I propose to take Questions Nos. 1 and 2 together.
Before answering, I would like to extend my condolences to all those who died and were injured in the terrible events which occurred in Madrid on 11 March. I am sure the House will join with me in condemning unreservedly this horrific attack on innocent people going about their ordinary business.
The Government Task Force on Emergency Planning, which I chair, was established in October 2001. The membership of the task force includes senior officials of Departments, senior officers of the Defence Forces and the Garda Síochána, and key public authorities which have a lead or support role in Government emergency planning. The work of the task force continues and there have been 30 meetings to date. The most recent meeting was held on 18 February 2004 and I will chair the next meeting later this afternoon.
The office of emergency planning maintains direct contact with all Departments responsible for emergency planning through an established first point of contact mechanism, set up and maintained by the office since 2001. Following the Madrid bombings, the office of emergency planning availed of these established contacts to seek relevant information on the State's preparedness in response to such incidents and I await reports at the task force meeting later today. Departments have been regularly asked to look at the issues concerning their plans and to report to the task force.
Planning for major accidents and emergencies has been ongoing for many years at local level and co-ordinated on a regional basis, in accordance with the Government major emergency planning framework. As chairperson of the task force, I requested all authorities to review their emergency plans and revise them as appropriate. This has led to a thorough examination and evaluation of emergency plans to ensure that arrangements are current and effective.
The focus of this work continues to be on taking the necessary precautions to, at best, prevent or, at least, minimise the risks from terrorist activities, ensuring that the protection available to the people is maximised, putting mechanisms in place to support the response agencies and providing co-ordination for maximum efficiency and effectiveness.
A critical issue in an emergency is issuing adequate and timely warnings and providing the necessary information to the public on threatened or developing emergencies. Television and radio broadcasting will be the key means of contact with the public in such circumstances but all other means of communication will also be used. The office of emergency planning was established following a Government decision in October 2001. The office continues to work with Departments and other public authorities to ensure the best possible use of resources and compatibility between different planning requirements. A key area of activity is oversight of emergency planning, to refine and develop the arrangements that exist, continuously to improve them through review and revision, and generally to provide the basis for increased confidence in the emergency planning process.
The objective of the Government is to ensure that all State bodies can react quickly and efficiently to any large-scale emergency. I continue to take the approach that such responses should be characterised by effective management of all aspects of emergency planning and by a high level of public confidence in all the response arrangements. I am pleased to report that there continues to be excellent co-operation between my Department and all other Departments and agencies through these mechanisms.
I continue to report regularly in confidence to Government on emergency planning, most recently last October.

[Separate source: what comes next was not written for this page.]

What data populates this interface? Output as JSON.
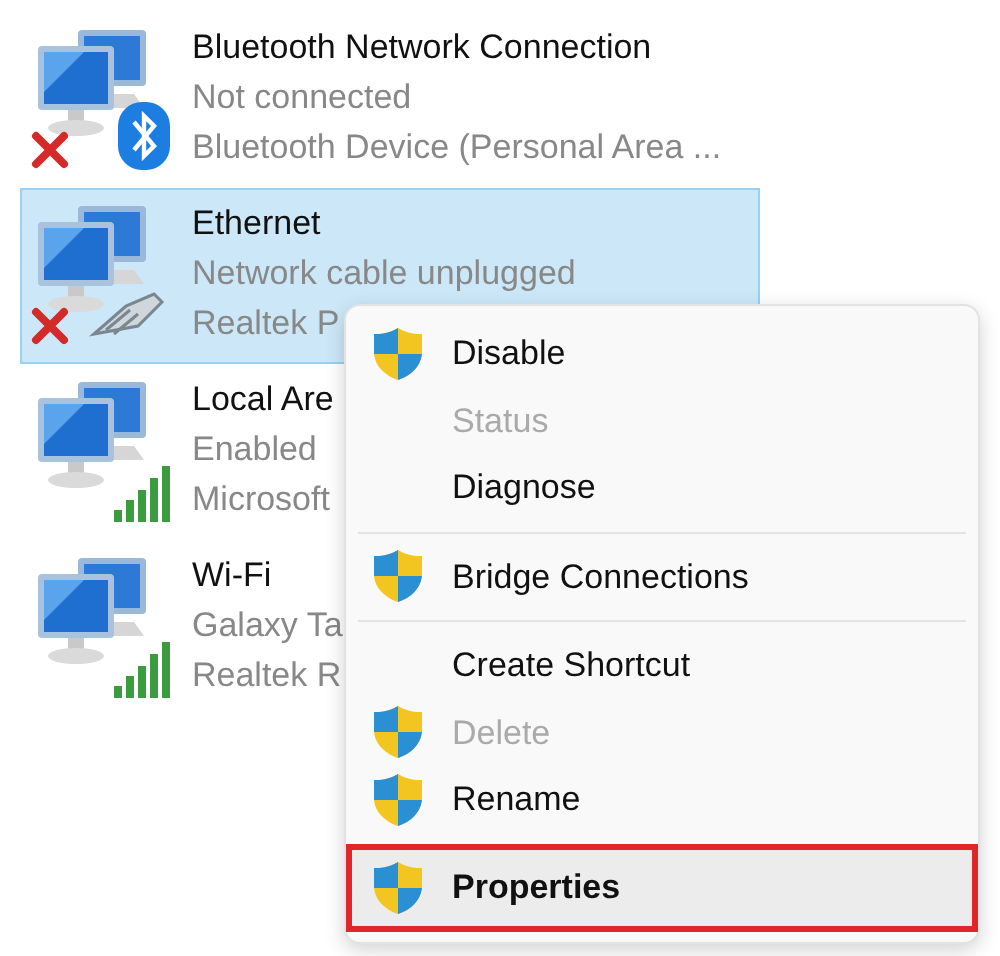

That report noted that the year had been one of consolidation of emergency planning development. Steps are being taken to build on the work done since 2001, to formalise the arrangements in place and lay the groundwork for the future. Those involved, principally the Garda Síochána and the Defence Forces, continue to monitor potential threats to the State arising from international terrorism.
The Garda authorities assess the terrorist threat to Europe from Islamic extremists as high but that is reduced in the Irish context. Awareness that the situation could change rapidly, and with little warning, has ensured that vigilance is maintained. International linkages have also been important as a means of sharing expertise and resources. The European Union continues to develop a programme to improve co-operation within the Union and candidate countries, to prevent and limit any consequences of chemical, biological, radiological or nuclear terrorist threats. The EU civil protection mechanism and other international mechanisms provide Ireland with some warning and alert systems and mechanisms for helping in emergencies. The Taoiseach, in his role as President of the European Council, recently issued a statement on proposals to counter terrorism in the aftermath of the 11 March terrorist attacks in Madrid. These proposals will inform the discussions taking place at the European Council meeting being held today.